Hear the word psychopath and most of us think of violent, dominant men. There are lots of male psychopathic monsters from movies to illustrate this point. Think Alex in A Clockwork Orange, or Patrick Bateman in American Psycho.
But we do have some female examples: Annie Wilkes in Misery, and who could forget Alex Forrest’s bunny-boiling character in Fatal Attraction? These frightening fictional femme fatales stay with us – I’ve heard the term “bunny boiler” used to signify a woman behaving irrationally and violently – but they are unusual. We largely expect psychopaths to be men.
Psychopathy is a personality disorder characterised by a number of abnormal behavioural traits and emotional responses.
Research indicates there are likely to be fewer female psychopaths than male. This may well be true. However, a compounding factor leading to the underestimation of the true occurrence rate of psychopathy in women could be behavioural differences that cause them to slip under society’s radar. This is important to acknowledge as female psychopaths can be just as dangerous as their male counterparts.
What is psychopathy?
Psychopathy is a personality disorder characterised by a number of abnormal behavioural traits and emotional responses. These include lack of empathy, guilt or remorse, and being manipulative and deceitful. People with psychopathy are often irresponsible and have a disregard for laws or social conventions.
Psychopaths often get away with these behaviours because they can be superficially quite charming. They are true observers of human behaviour, often being able to mimic love, fear, remorse and other emotions well enough to go undetected.
Current thinking suggests psychopaths’ behaviour patterns result from variations in the structure of their brains at birth. A recent study from Harvard University indicated their brains are wired in a way that can lead to violent or dangerous actions.
Researchers used MRI scans to determine if activity and connections between areas of the brain associated with impulsivity and assessing the value of choices differed between those who scored highly for psychopathy and those who didn’t. The scans showed psychopaths make more short-sighted, impulsive decisions based on short-term gain, when compared to non-psychopaths, and that it is the structure of their brains that leads them to make these kinds of poor decisions.
Add this to their lack of empathy and it means if violence or dangerous behaviour will help a psychopath achieve a short-term goal, that is the path they will take. There is also evidence genetics are at least partly responsible for the development of psychopathic traits. In essence, psychopaths are born, not made.
Certain case studies show how women psychopaths present in the real world. “Amy” is a 20-year-old female serving a life sentence for murder. She has been diagnosed with antisocial personality disorder with psychopathic traits.
Amy fits the description of having extreme psychopathic tendencies. She was showing antisocial behaviour in her teens, including running away from home and engaging in substance abuse. Before her conviction for murder, Amy had numerous convictions for fraud and assault.
Current thinking suggests psychopaths’ behaviour patterns result from variations in the structure of their brains at birth.
The authors who assessed her case described Amy as deceitful and boastful, with a strong sense of self-entitlement.
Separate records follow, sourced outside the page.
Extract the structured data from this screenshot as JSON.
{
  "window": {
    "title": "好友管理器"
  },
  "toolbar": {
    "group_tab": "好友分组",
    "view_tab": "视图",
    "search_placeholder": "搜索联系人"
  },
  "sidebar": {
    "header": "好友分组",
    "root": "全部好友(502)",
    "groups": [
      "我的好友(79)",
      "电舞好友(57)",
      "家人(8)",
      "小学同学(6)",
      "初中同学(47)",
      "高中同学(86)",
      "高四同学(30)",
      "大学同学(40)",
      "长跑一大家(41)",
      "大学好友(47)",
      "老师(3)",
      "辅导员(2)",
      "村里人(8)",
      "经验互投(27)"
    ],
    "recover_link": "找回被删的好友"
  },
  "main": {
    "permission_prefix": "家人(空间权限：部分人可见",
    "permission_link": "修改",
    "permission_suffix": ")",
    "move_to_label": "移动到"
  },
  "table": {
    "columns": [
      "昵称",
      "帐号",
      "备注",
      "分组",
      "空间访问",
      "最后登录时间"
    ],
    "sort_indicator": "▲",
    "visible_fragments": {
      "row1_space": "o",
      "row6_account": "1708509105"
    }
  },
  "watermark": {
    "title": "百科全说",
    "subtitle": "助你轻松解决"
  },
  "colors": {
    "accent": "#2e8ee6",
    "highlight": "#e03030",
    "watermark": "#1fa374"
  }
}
She was also described as having an extreme lack of empathy and remorse, while taking no responsibility for her actions.
Amy is physically and verbally violent to those around her, preying on vulnerable prisoners through bullying behaviours. Perhaps most striking is that Amy is noted to be very domineering, predominantly seeking power and control over others, sometimes using sexual charm to get what she wants.
Research, limited though it is, suggests female psychopaths are manipulative and controlling, cunning, deceitful, don’t take responsibility for their actions, are exploitative and, of course, they lack empathy. Studies of incarcerated women suggest psychopathic females commit crimes at a younger age compared to women without psychopathic traits.
They can have a history of being bullied and their behavioural traits tend to develop (or at least express themselves) in their teenage years.
Female psychopaths commit crimes across multiple categories – robbery, drug crimes, assault. Other female inmates largely have only one offence type in their history. And psychopathic offenders’ crimes are more often motivated by power, dominance or personal gain than for non-psychopathic females. Female psychopaths are also more likely to repeat-offend than those without psychopathic tendencies.
Many of these traits apply to male psychopaths too. But there are differences. In terms of occurrence rates, studies show female inmates with psychopathy make up 11-17% of the overall prison population, compared to their male counterparts at 25-30%.
This may be because female psychopaths are likely to be more relationally or verbally aggressive than physically violent, and therefore commit less violent crimes than male psychopaths. This might help explain the initially surprising fact that women with psychopathy are found to be less likely to commit murder than non-psychopathic women.
Female psychopaths can also be jealous and parasitic, meaning they feel entitled to live off other people, using threat and coercion to get support.
So, while female psychopaths are not all like Glenn Close’s character in Fatal Attraction, they certainly exist and can be as violent, cunning and calculated as their male counterparts. But they more often express their psychopathy in more covert and manipulative ways, meaning their true natures are rarely identified.
This article was originally published on The Conversation. Read the original article here.